Prop strikes are more common than most pilots realize. Depending on the circumstance, they don’t have to be reported to the NTSB if damage is not considered substantial. But if you have ever had to pay for a new prop or an engine tear-down, there is no way on earth you’d consider a prop strike minor. They are to be avoided.
Common objects props encounter off pavement include tiedown anchors, runway and taxiway markers, fence posts, cinder blocks, lawn chairs, beer coolers—basically stuff that generally isn’t allowed on runways or taxiways at an attended airport.
And as if that weren’t enough, the surface on which we’re landing, taking off and taxiing isn’t uniform. In fact, it can be downright treacherous, changing even between frequent visits. The grass can grow, trees can fall, obstacles can shift position.
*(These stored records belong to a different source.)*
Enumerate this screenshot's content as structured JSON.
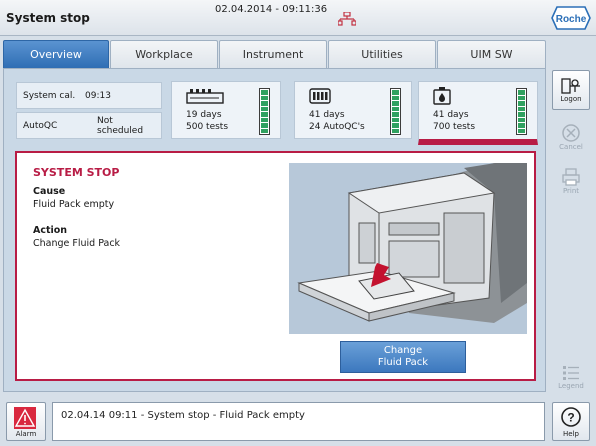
{
  "header": {
    "title": "System stop",
    "datetime": "02.04.2014 - 09:11:36",
    "logo_text": "Roche"
  },
  "tabs": [
    {
      "label": "Overview",
      "active": true
    },
    {
      "label": "Workplace",
      "active": false
    },
    {
      "label": "Instrument",
      "active": false
    },
    {
      "label": "Utilities",
      "active": false
    },
    {
      "label": "UIM SW",
      "active": false
    }
  ],
  "status": {
    "system_cal_label": "System cal.",
    "system_cal_value": "09:13",
    "autoqc_label": "AutoQC",
    "autoqc_value": "Not scheduled"
  },
  "tiles": [
    {
      "icon": "sensor-cassette-icon",
      "line1": "19 days",
      "line2": "500 tests",
      "level": 1.0
    },
    {
      "icon": "qc-cassette-icon",
      "line1": "41 days",
      "line2": "24 AutoQC's",
      "level": 1.0
    },
    {
      "icon": "fluid-pack-icon",
      "line1": "41 days",
      "line2": "700 tests",
      "level": 1.0,
      "alert": true
    }
  ],
  "stop_panel": {
    "title": "SYSTEM STOP",
    "cause_label": "Cause",
    "cause_text": "Fluid Pack empty",
    "action_label": "Action",
    "action_text": "Change Fluid Pack",
    "button_line1": "Change",
    "button_line2": "Fluid Pack"
  },
  "side_buttons": {
    "logon": "Logon",
    "cancel": "Cancel",
    "print": "Print",
    "legend": "Legend",
    "help": "Help"
  },
  "bottom": {
    "alarm_label": "Alarm",
    "message": "02.04.14 09:11 - System stop - Fluid Pack empty"
  },
  "colors": {
    "accent": "#2f6eb4",
    "alert": "#b81c45",
    "gauge": "#30a160"
  }
}
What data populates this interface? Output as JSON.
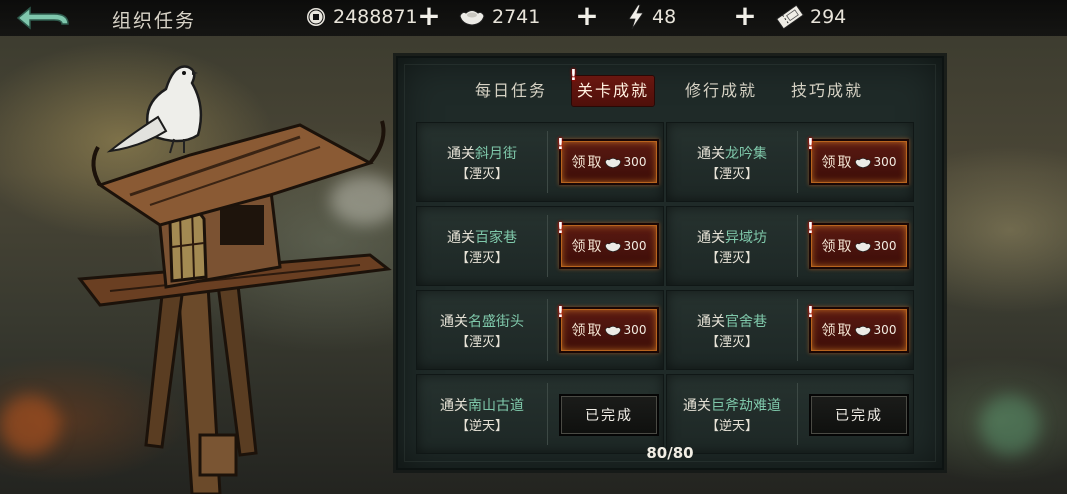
{
  "header": {
    "title": "组织任务",
    "back_icon": "back-arrow-icon"
  },
  "resources": [
    {
      "name": "copper-coin",
      "icon": "coin-icon",
      "value": "2488871"
    },
    {
      "name": "silver",
      "icon": "silver-ingot-icon",
      "value": "2741"
    },
    {
      "name": "energy",
      "icon": "lightning-icon",
      "value": "48"
    },
    {
      "name": "ticket",
      "icon": "ticket-icon",
      "value": "294"
    }
  ],
  "plus_label": "+",
  "tabs": [
    {
      "label": "每日任务",
      "active": false
    },
    {
      "label": "关卡成就",
      "active": true
    },
    {
      "label": "修行成就",
      "active": false
    },
    {
      "label": "技巧成就",
      "active": false
    }
  ],
  "alert_mark": "!",
  "tasks": [
    {
      "prefix": "通关",
      "place": "斜月街",
      "mode": "【湮灭】",
      "status": "claim",
      "button_label": "领取",
      "reward": "300"
    },
    {
      "prefix": "通关",
      "place": "龙吟集",
      "mode": "【湮灭】",
      "status": "claim",
      "button_label": "领取",
      "reward": "300"
    },
    {
      "prefix": "通关",
      "place": "百家巷",
      "mode": "【湮灭】",
      "status": "claim",
      "button_label": "领取",
      "reward": "300"
    },
    {
      "prefix": "通关",
      "place": "异域坊",
      "mode": "【湮灭】",
      "status": "claim",
      "button_label": "领取",
      "reward": "300"
    },
    {
      "prefix": "通关",
      "place": "名盛街头",
      "mode": "【湮灭】",
      "status": "claim",
      "button_label": "领取",
      "reward": "300"
    },
    {
      "prefix": "通关",
      "place": "官舍巷",
      "mode": "【湮灭】",
      "status": "claim",
      "button_label": "领取",
      "reward": "300"
    },
    {
      "prefix": "通关",
      "place": "南山古道",
      "mode": "【逆天】",
      "status": "done",
      "button_label": "已完成",
      "reward": ""
    },
    {
      "prefix": "通关",
      "place": "巨斧劫难道",
      "mode": "【逆天】",
      "status": "done",
      "button_label": "已完成",
      "reward": ""
    }
  ],
  "progress": "80/80",
  "colors": {
    "accent_red": "#5a1a12",
    "place_green": "#7fc8aa",
    "panel_bg": "#1f2a28"
  }
}
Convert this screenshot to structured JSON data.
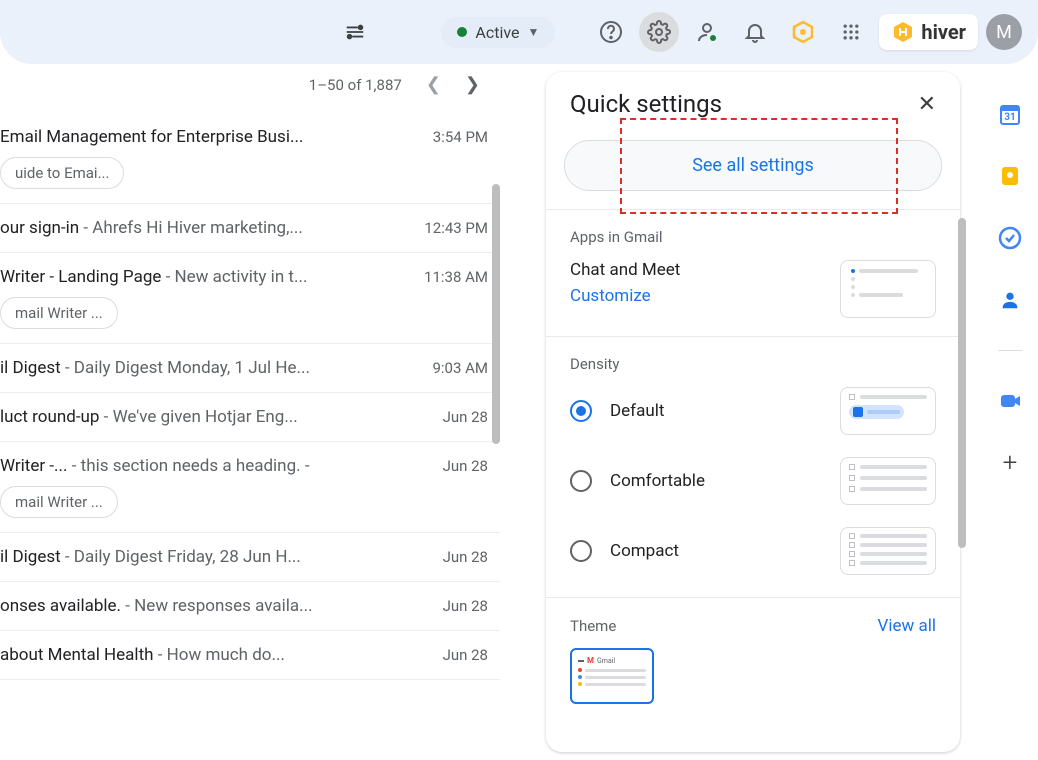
{
  "topbar": {
    "status_label": "Active",
    "hiver_label": "hiver",
    "avatar_letter": "M"
  },
  "pagination": {
    "range_text": "1–50 of 1,887"
  },
  "emails": [
    {
      "subject": "Email Management for Enterprise Busi...",
      "preview": "",
      "time": "3:54 PM",
      "chip": "uide to Emai..."
    },
    {
      "subject": "our sign-in",
      "preview": " - Ahrefs Hi Hiver marketing,...",
      "time": "12:43 PM"
    },
    {
      "subject": "Writer - Landing Page",
      "preview": " - New activity in t...",
      "time": "11:38 AM",
      "chip": "mail Writer ..."
    },
    {
      "subject": "il Digest",
      "preview": " - Daily Digest Monday, 1 Jul He...",
      "time": "9:03 AM"
    },
    {
      "subject": "luct round-up",
      "preview": " - We've given Hotjar Eng...",
      "time": "Jun 28"
    },
    {
      "subject": "Writer -...",
      "preview": " - this section needs a heading. -",
      "time": "Jun 28",
      "chip": "mail Writer ..."
    },
    {
      "subject": "il Digest",
      "preview": " - Daily Digest Friday, 28 Jun H...",
      "time": "Jun 28"
    },
    {
      "subject": "onses available.",
      "preview": " - New responses availa...",
      "time": "Jun 28"
    },
    {
      "subject": "about Mental Health",
      "preview": " - How much do...",
      "time": "Jun 28"
    }
  ],
  "settings": {
    "title": "Quick settings",
    "see_all": "See all settings",
    "apps_label": "Apps in Gmail",
    "chat_meet": "Chat and Meet",
    "customize": "Customize",
    "density_label": "Density",
    "density": {
      "default": "Default",
      "comfortable": "Comfortable",
      "compact": "Compact"
    },
    "theme_label": "Theme",
    "view_all": "View all"
  }
}
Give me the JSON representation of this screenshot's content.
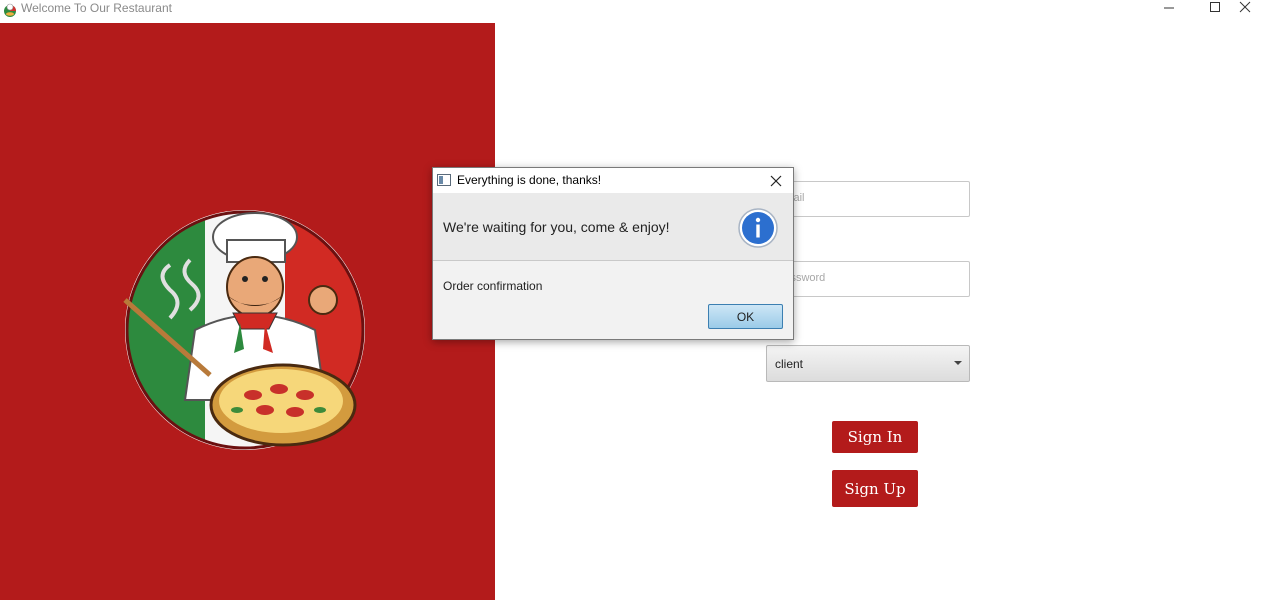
{
  "window": {
    "title": "Welcome To Our Restaurant",
    "controls": [
      "minimize-icon",
      "maximize-icon",
      "close-icon"
    ]
  },
  "colors": {
    "brand": "#b31b1b",
    "panel": "#b31b1b"
  },
  "login": {
    "email_placeholder": "Email",
    "password_placeholder": "Password",
    "role_value": "client",
    "sign_in_label": "Sign In",
    "sign_up_label": "Sign Up"
  },
  "dialog": {
    "title": "Everything is done, thanks!",
    "header": "We're waiting for you, come & enjoy!",
    "content": "Order confirmation",
    "ok_label": "OK",
    "icon": "info-icon"
  }
}
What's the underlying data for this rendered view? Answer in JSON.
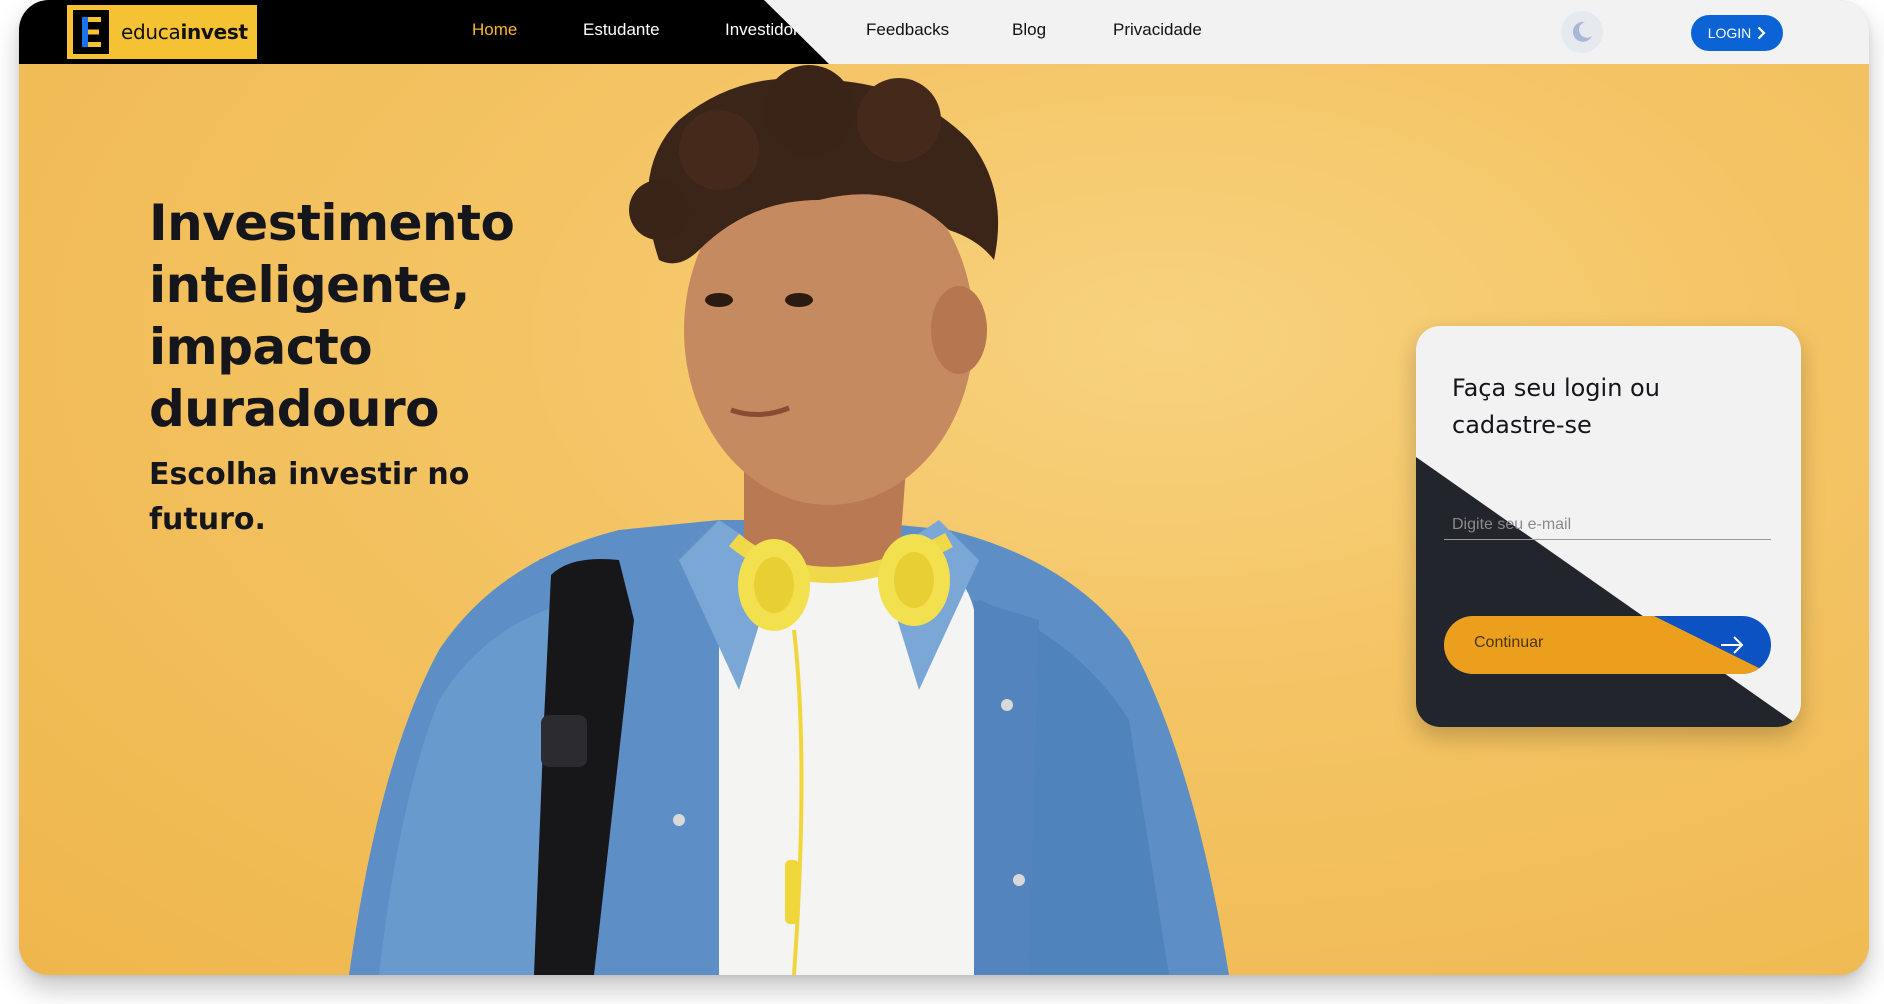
{
  "brand": {
    "name_prefix": "educa",
    "name_suffix": "invest",
    "logo_letter": "E"
  },
  "nav": {
    "items": [
      {
        "label": "Home",
        "active": true
      },
      {
        "label": "Estudante",
        "active": false
      },
      {
        "label": "Investidor",
        "active": false
      },
      {
        "label": "Feedbacks",
        "active": false
      },
      {
        "label": "Blog",
        "active": false
      },
      {
        "label": "Privacidade",
        "active": false
      }
    ],
    "theme_icon": "moon-icon",
    "login_label": "LOGIN"
  },
  "hero": {
    "headline": "Investimento inteligente, impacto duradouro",
    "subline": "Escolha investir no futuro."
  },
  "login_card": {
    "title": "Faça seu login ou cadastre-se",
    "email_placeholder": "Digite seu e-mail",
    "continue_label": "Continuar"
  },
  "colors": {
    "hero_background": "#f4c361",
    "brand_yellow": "#f5c234",
    "accent_orange": "#ec9f1c",
    "accent_blue": "#0b63d6",
    "nav_dark": "#000000",
    "card_dark": "#22252c"
  }
}
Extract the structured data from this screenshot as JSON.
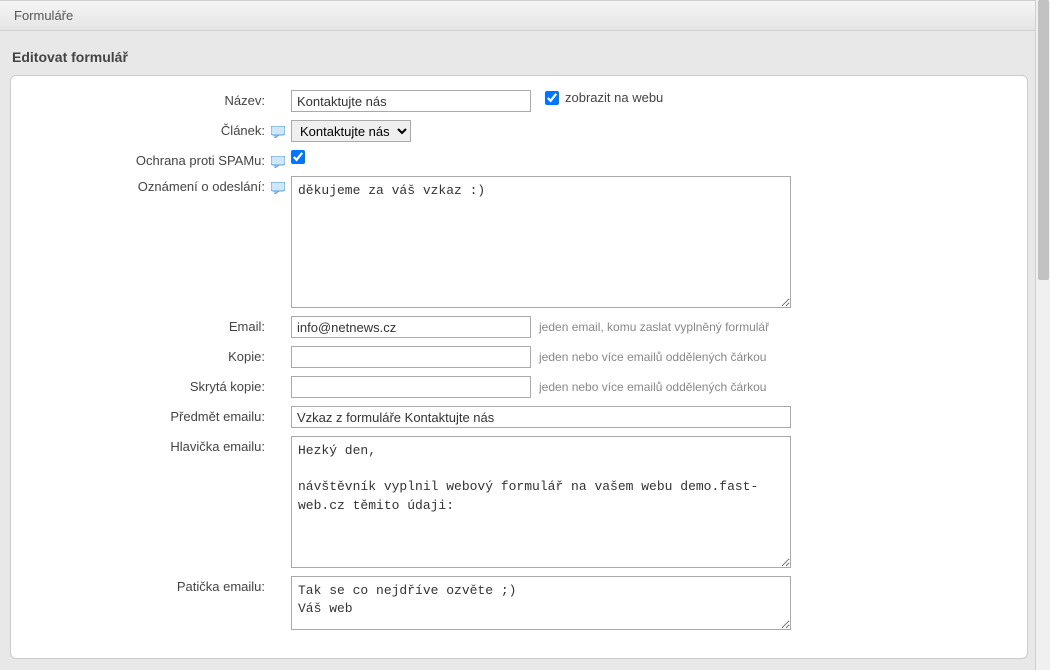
{
  "breadcrumb": "Formuláře",
  "page_title": "Editovat formulář",
  "labels": {
    "name": "Název:",
    "article": "Článek:",
    "spam": "Ochrana proti SPAMu:",
    "notice": "Oznámení o odeslání:",
    "email": "Email:",
    "cc": "Kopie:",
    "bcc": "Skrytá kopie:",
    "subject": "Předmět emailu:",
    "header": "Hlavička emailu:",
    "footer": "Patička emailu:"
  },
  "fields": {
    "name_value": "Kontaktujte nás",
    "show_on_web": "zobrazit na webu",
    "article_selected": "Kontaktujte nás",
    "notice_value": "děkujeme za váš vzkaz :)",
    "email_value": "info@netnews.cz",
    "cc_value": "",
    "bcc_value": "",
    "subject_value": "Vzkaz z formuláře Kontaktujte nás",
    "header_value": "Hezký den,\n\nnávštěvník vyplnil webový formulář na vašem webu demo.fast-web.cz těmito údaji:",
    "footer_value": "Tak se co nejdříve ozvěte ;)\nVáš web"
  },
  "hints": {
    "email": "jeden email, komu zaslat vyplněný formulář",
    "cc": "jeden nebo více emailů oddělených čárkou",
    "bcc": "jeden nebo více emailů oddělených čárkou"
  }
}
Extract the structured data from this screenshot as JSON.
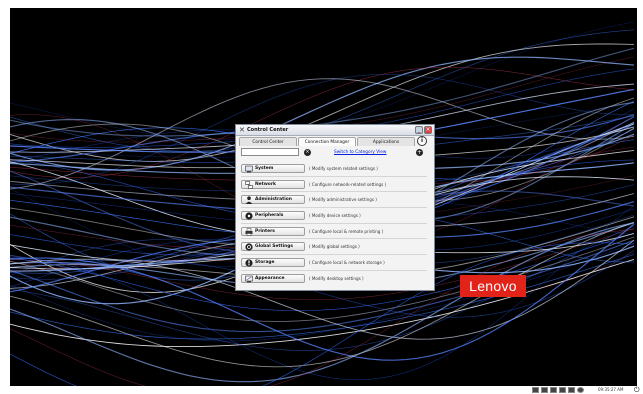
{
  "window": {
    "title": "Control Center",
    "minimize_glyph": "_",
    "close_glyph": "×"
  },
  "tabs": [
    {
      "label": "Control Center"
    },
    {
      "label": "Connection Manager"
    },
    {
      "label": "Applications"
    }
  ],
  "info_glyph": "i",
  "search": {
    "value": "",
    "placeholder": ""
  },
  "category_link": "Switch to Category View",
  "categories": [
    {
      "label": "System",
      "description": "( Modify system related settings )",
      "icon": "system-icon"
    },
    {
      "label": "Network",
      "description": "( Configure network-related settings )",
      "icon": "network-icon"
    },
    {
      "label": "Administration",
      "description": "( Modify administrative settings )",
      "icon": "administration-icon"
    },
    {
      "label": "Peripherals",
      "description": "( Modify device settings )",
      "icon": "peripherals-icon"
    },
    {
      "label": "Printers",
      "description": "( Configure local & remote printing )",
      "icon": "printer-icon"
    },
    {
      "label": "Global Settings",
      "description": "( Modify global settings )",
      "icon": "global-settings-icon"
    },
    {
      "label": "Storage",
      "description": "( Configure local & network storage )",
      "icon": "storage-icon"
    },
    {
      "label": "Appearance",
      "description": "( Modify desktop settings )",
      "icon": "appearance-icon"
    }
  ],
  "brand": {
    "text": "Lenovo",
    "color": "#e2231a"
  },
  "taskbar": {
    "clock": "09:35:27 AM"
  }
}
It’s up to you to know where the bad spots are, or where they can be. And as the pilot of the Piper shown at right may have discovered, it can be a long walk home, too.